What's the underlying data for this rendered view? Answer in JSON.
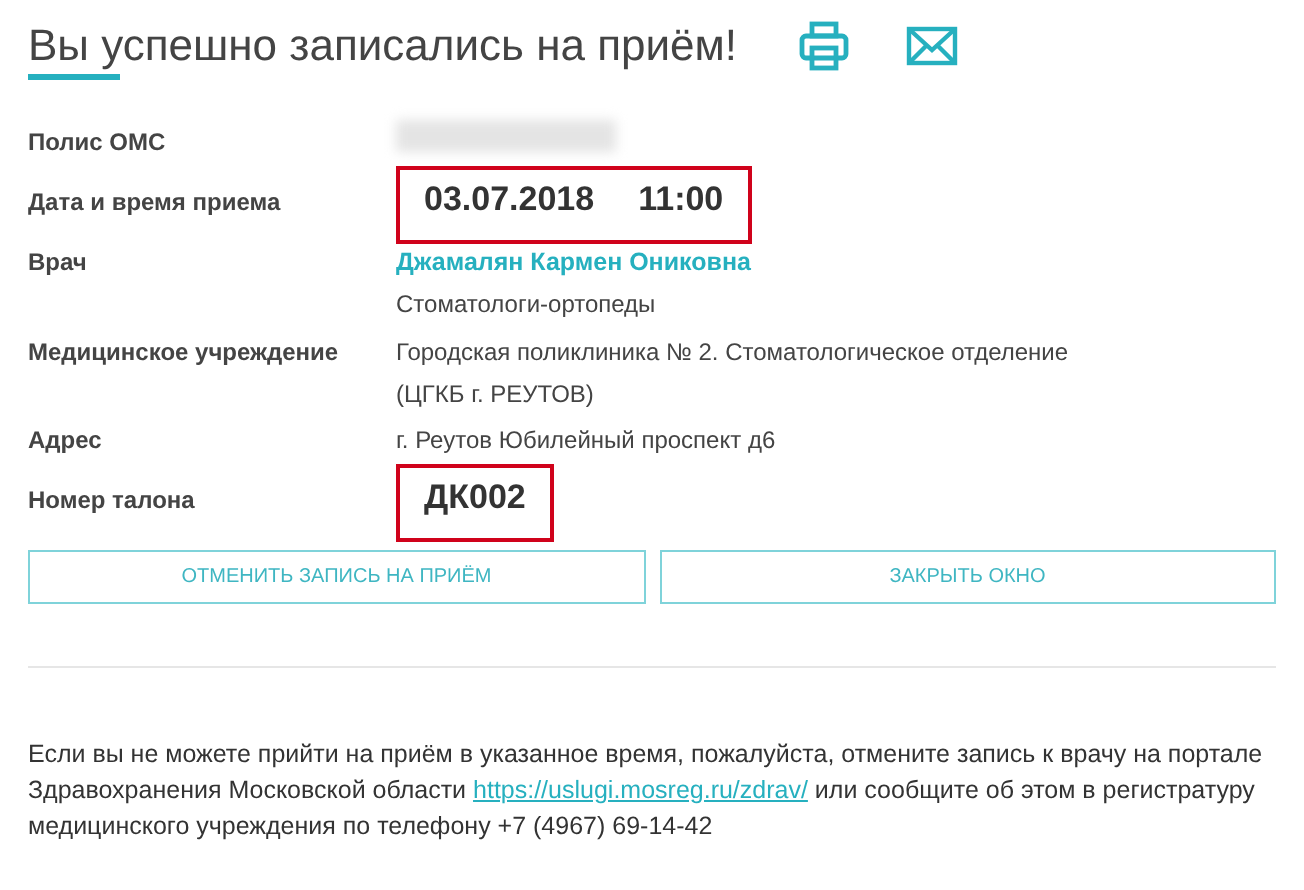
{
  "title": "Вы успешно записались на приём!",
  "rows": [
    {
      "label": "Полис ОМС",
      "kind": "hidden",
      "values": []
    },
    {
      "label": "Дата и время приема",
      "kind": "highlight",
      "values": [
        "03.07.2018",
        "11:00"
      ]
    },
    {
      "label": "Врач",
      "kind": "doctor",
      "values": [
        "Джамалян Кармен Ониковна",
        "Стоматологи-ортопеды"
      ]
    },
    {
      "label": "Медицинское учреждение",
      "kind": "text",
      "values": [
        "Городская поликлиника № 2. Стоматологическое отделение",
        "(ЦГКБ г. РЕУТОВ)"
      ]
    },
    {
      "label": "Адрес",
      "kind": "text",
      "values": [
        "г. Реутов Юбилейный проспект д6"
      ]
    },
    {
      "label": "Номер талона",
      "kind": "highlight",
      "values": [
        "ДК002"
      ]
    }
  ],
  "buttons": [
    "ОТМЕНИТЬ ЗАПИСЬ НА ПРИЁМ",
    "ЗАКРЫТЬ ОКНО"
  ],
  "notice": {
    "before": "Если вы не можете прийти на приём в указанное время, пожалуйста, отмените запись к врачу на портале Здравохранения Московской области ",
    "link": "https://uslugi.mosreg.ru/zdrav/",
    "after": " или сообщите об этом в регистратуру медицинского учреждения по телефону +7 (4967) 69-14-42"
  }
}
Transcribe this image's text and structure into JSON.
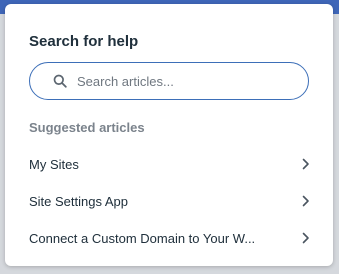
{
  "help_panel": {
    "title": "Search for help",
    "search": {
      "placeholder": "Search articles...",
      "value": ""
    },
    "suggested_label": "Suggested articles",
    "articles": [
      {
        "label": "My Sites"
      },
      {
        "label": "Site Settings App"
      },
      {
        "label": "Connect a Custom Domain to Your W..."
      }
    ]
  },
  "colors": {
    "accent": "#3d6fb8",
    "top_bar": "#3f66b8",
    "text": "#20303c",
    "muted": "#7b838c"
  },
  "icons": {
    "search": "search-icon",
    "chevron": "chevron-right-icon"
  }
}
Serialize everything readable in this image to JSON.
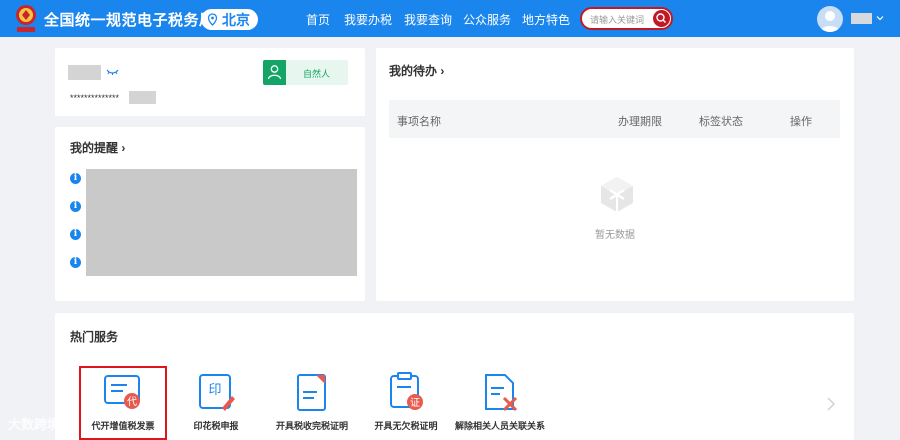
{
  "header": {
    "title": "全国统一规范电子税务局",
    "region": "北京",
    "nav": [
      "首页",
      "我要办税",
      "我要查询",
      "公众服务",
      "地方特色"
    ],
    "search_placeholder": "请输入关键词"
  },
  "profile": {
    "masked_id": "**************",
    "user_type": "自然人"
  },
  "reminders": {
    "title": "我的提醒"
  },
  "todo": {
    "title": "我的待办",
    "columns": [
      "事项名称",
      "办理期限",
      "标签状态",
      "操作"
    ],
    "empty_text": "暂无数据"
  },
  "hot_services": {
    "title": "热门服务",
    "items": [
      {
        "label": "代开增值税发票",
        "icon": "invoice-icon"
      },
      {
        "label": "印花税申报",
        "icon": "stamp-tax-icon"
      },
      {
        "label": "开具税收完税证明",
        "icon": "tax-certificate-icon"
      },
      {
        "label": "开具无欠税证明",
        "icon": "no-arrears-certificate-icon"
      },
      {
        "label": "解除相关人员关联关系",
        "icon": "unlink-person-icon"
      }
    ]
  },
  "watermark": "大数跨境",
  "colors": {
    "brand": "#1a86ed",
    "accent_red": "#e0141c",
    "green": "#12a565"
  }
}
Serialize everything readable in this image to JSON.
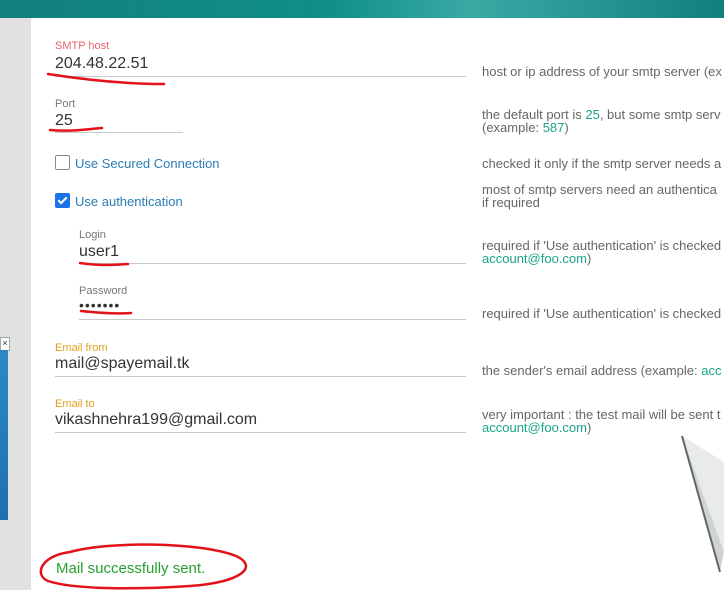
{
  "fields": {
    "smtp_host": {
      "label": "SMTP host",
      "value": "204.48.22.51",
      "hint": "host or ip address of your smtp server (ex"
    },
    "port": {
      "label": "Port",
      "value": "25",
      "hint_line1_prefix": "the default port is ",
      "hint_line1_port": "25",
      "hint_line1_suffix": ", but some smtp serv",
      "hint_line2_prefix": "(example: ",
      "hint_line2_port": "587",
      "hint_line2_suffix": ")"
    },
    "login": {
      "label": "Login",
      "value": "user1",
      "hint_line1": "required if 'Use authentication' is checked",
      "hint_line2_link": "account@foo.com",
      "hint_line2_suffix": ")"
    },
    "password": {
      "label": "Password",
      "value": "•••••••",
      "hint": "required if 'Use authentication' is checked"
    },
    "email_from": {
      "label": "Email from",
      "value": "mail@spayemail.tk",
      "hint_prefix": "the sender's email address (example: ",
      "hint_link": "acc"
    },
    "email_to": {
      "label": "Email to",
      "value": "vikashnehra199@gmail.com",
      "hint_line1": "very important : the test mail will be sent t",
      "hint_line2_link": "account@foo.com",
      "hint_line2_suffix": ")"
    }
  },
  "options": {
    "secured": {
      "label": "Use Secured Connection",
      "checked": false,
      "hint": "checked it only if the smtp server needs a"
    },
    "auth": {
      "label": "Use authentication",
      "checked": true,
      "hint_line1": "most of smtp servers need an authentica",
      "hint_line2": "if required"
    }
  },
  "status": {
    "message": "Mail successfully sent."
  },
  "sidebar": {
    "close_glyph": "×"
  },
  "annotation_color": "#e3121a",
  "colors": {
    "accent_teal": "#1aa58a",
    "link_blue": "#2a7db5",
    "success_green": "#27a030",
    "label_amber": "#e0a020",
    "label_red": "#e8636e"
  }
}
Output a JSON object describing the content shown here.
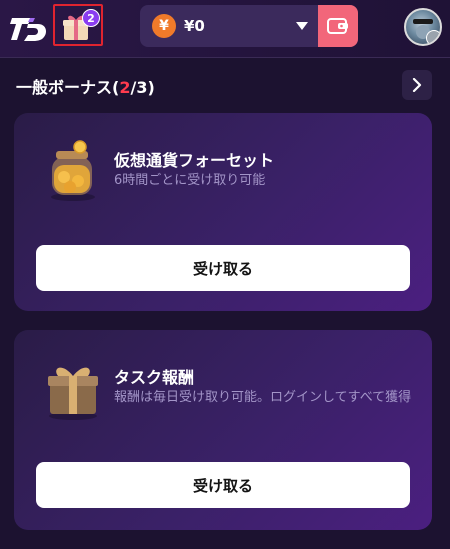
{
  "header": {
    "gift_badge_count": "2",
    "balance": "¥0",
    "currency_symbol": "¥"
  },
  "section": {
    "title": "一般ボーナス",
    "open_paren": "(",
    "count_current": "2",
    "count_sep_total": "/3",
    "close_paren": ")"
  },
  "cards": [
    {
      "title": "仮想通貨フォーセット",
      "subtitle": "6時間ごとに受け取り可能",
      "button_label": "受け取る",
      "icon": "coin-jar-icon"
    },
    {
      "title": "タスク報酬",
      "subtitle": "報酬は毎日受け取り可能。ログインしてすべて獲得",
      "button_label": "受け取る",
      "icon": "gift-box-icon"
    }
  ],
  "colors": {
    "background": "#1c1230",
    "accent_red": "#ff3b4e",
    "wallet_button": "#f2667a",
    "badge_purple": "#8a3df0",
    "subtitle_text": "#a395c8"
  }
}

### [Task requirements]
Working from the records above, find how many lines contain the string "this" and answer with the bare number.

### [Output of the task]
4